[Data records for software interfaces]
++++++++++++++++++++

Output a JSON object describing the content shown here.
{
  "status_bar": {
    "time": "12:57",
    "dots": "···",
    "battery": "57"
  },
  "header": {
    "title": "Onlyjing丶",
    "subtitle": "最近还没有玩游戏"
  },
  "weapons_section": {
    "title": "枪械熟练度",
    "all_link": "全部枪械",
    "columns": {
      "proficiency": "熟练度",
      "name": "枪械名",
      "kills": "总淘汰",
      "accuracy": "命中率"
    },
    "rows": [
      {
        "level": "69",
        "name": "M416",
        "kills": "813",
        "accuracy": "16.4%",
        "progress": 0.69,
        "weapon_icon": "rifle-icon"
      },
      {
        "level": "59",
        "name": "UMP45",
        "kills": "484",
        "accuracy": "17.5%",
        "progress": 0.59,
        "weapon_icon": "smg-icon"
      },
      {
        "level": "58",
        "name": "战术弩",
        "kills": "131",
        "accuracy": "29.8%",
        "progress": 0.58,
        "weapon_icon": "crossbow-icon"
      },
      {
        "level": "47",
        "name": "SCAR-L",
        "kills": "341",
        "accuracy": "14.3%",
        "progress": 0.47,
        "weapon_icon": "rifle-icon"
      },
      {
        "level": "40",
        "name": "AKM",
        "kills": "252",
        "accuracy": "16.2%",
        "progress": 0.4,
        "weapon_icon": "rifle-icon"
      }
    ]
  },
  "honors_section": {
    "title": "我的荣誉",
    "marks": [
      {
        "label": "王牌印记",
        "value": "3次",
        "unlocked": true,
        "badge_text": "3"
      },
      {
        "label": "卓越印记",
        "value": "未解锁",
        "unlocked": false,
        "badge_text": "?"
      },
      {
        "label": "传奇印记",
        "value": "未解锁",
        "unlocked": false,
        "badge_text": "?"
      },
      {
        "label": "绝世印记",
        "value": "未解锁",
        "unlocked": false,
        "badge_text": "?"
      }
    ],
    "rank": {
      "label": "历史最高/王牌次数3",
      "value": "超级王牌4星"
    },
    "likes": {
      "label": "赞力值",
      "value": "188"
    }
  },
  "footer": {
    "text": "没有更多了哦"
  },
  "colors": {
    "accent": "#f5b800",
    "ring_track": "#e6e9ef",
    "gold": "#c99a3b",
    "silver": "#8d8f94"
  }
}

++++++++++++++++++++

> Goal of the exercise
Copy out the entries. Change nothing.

> Written answer
Output a JSON object describing the content shown here.
{
  "status_bar": {
    "time": "12:57",
    "dots": "···",
    "battery": "57"
  },
  "header": {
    "title": "Onlyjing丶",
    "subtitle": "最近还没有玩游戏"
  },
  "weapons_section": {
    "title": "枪械熟练度",
    "all_link": "全部枪械",
    "columns": {
      "proficiency": "熟练度",
      "name": "枪械名",
      "kills": "总淘汰",
      "accuracy": "命中率"
    },
    "rows": [
      {
        "level": "69",
        "name": "M416",
        "kills": "813",
        "accuracy": "16.4%",
        "progress": 0.69,
        "weapon_icon": "rifle-icon"
      },
      {
        "level": "59",
        "name": "UMP45",
        "kills": "484",
        "accuracy": "17.5%",
        "progress": 0.59,
        "weapon_icon": "smg-icon"
      },
      {
        "level": "58",
        "name": "战术弩",
        "kills": "131",
        "accuracy": "29.8%",
        "progress": 0.58,
        "weapon_icon": "crossbow-icon"
      },
      {
        "level": "47",
        "name": "SCAR-L",
        "kills": "341",
        "accuracy": "14.3%",
        "progress": 0.47,
        "weapon_icon": "rifle-icon"
      },
      {
        "level": "40",
        "name": "AKM",
        "kills": "252",
        "accuracy": "16.2%",
        "progress": 0.4,
        "weapon_icon": "rifle-icon"
      }
    ]
  },
  "honors_section": {
    "title": "我的荣誉",
    "marks": [
      {
        "label": "王牌印记",
        "value": "3次",
        "unlocked": true,
        "badge_text": "3"
      },
      {
        "label": "卓越印记",
        "value": "未解锁",
        "unlocked": false,
        "badge_text": "?"
      },
      {
        "label": "传奇印记",
        "value": "未解锁",
        "unlocked": false,
        "badge_text": "?"
      },
      {
        "label": "绝世印记",
        "value": "未解锁",
        "unlocked": false,
        "badge_text": "?"
      }
    ],
    "rank": {
      "label": "历史最高/王牌次数3",
      "value": "超级王牌4星"
    },
    "likes": {
      "label": "赞力值",
      "value": "188"
    }
  },
  "footer": {
    "text": "没有更多了哦"
  },
  "colors": {
    "accent": "#f5b800",
    "ring_track": "#e6e9ef",
    "gold": "#c99a3b",
    "silver": "#8d8f94"
  }
}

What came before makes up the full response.